*Goal of the exercise:* Each line that includes "icon" must be copied from the records.

*Data shown:*
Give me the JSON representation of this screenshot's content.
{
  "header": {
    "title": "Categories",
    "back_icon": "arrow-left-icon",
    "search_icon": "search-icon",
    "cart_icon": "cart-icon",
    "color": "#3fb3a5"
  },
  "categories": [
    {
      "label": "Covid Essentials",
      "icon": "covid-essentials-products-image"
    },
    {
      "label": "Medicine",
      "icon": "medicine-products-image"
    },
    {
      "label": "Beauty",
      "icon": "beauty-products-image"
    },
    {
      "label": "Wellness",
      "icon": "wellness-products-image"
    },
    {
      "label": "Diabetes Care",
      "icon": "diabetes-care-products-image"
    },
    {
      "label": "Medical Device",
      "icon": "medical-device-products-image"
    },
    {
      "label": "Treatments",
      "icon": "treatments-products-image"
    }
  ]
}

*Task answer:*
    "back_icon": "arrow-left-icon",
    "search_icon": "search-icon",
    "cart_icon": "cart-icon",
      "icon": "covid-essentials-products-image"
      "icon": "medicine-products-image"
      "icon": "beauty-products-image"
      "icon": "wellness-products-image"
      "icon": "diabetes-care-products-image"
      "icon": "medical-device-products-image"
      "icon": "treatments-products-image"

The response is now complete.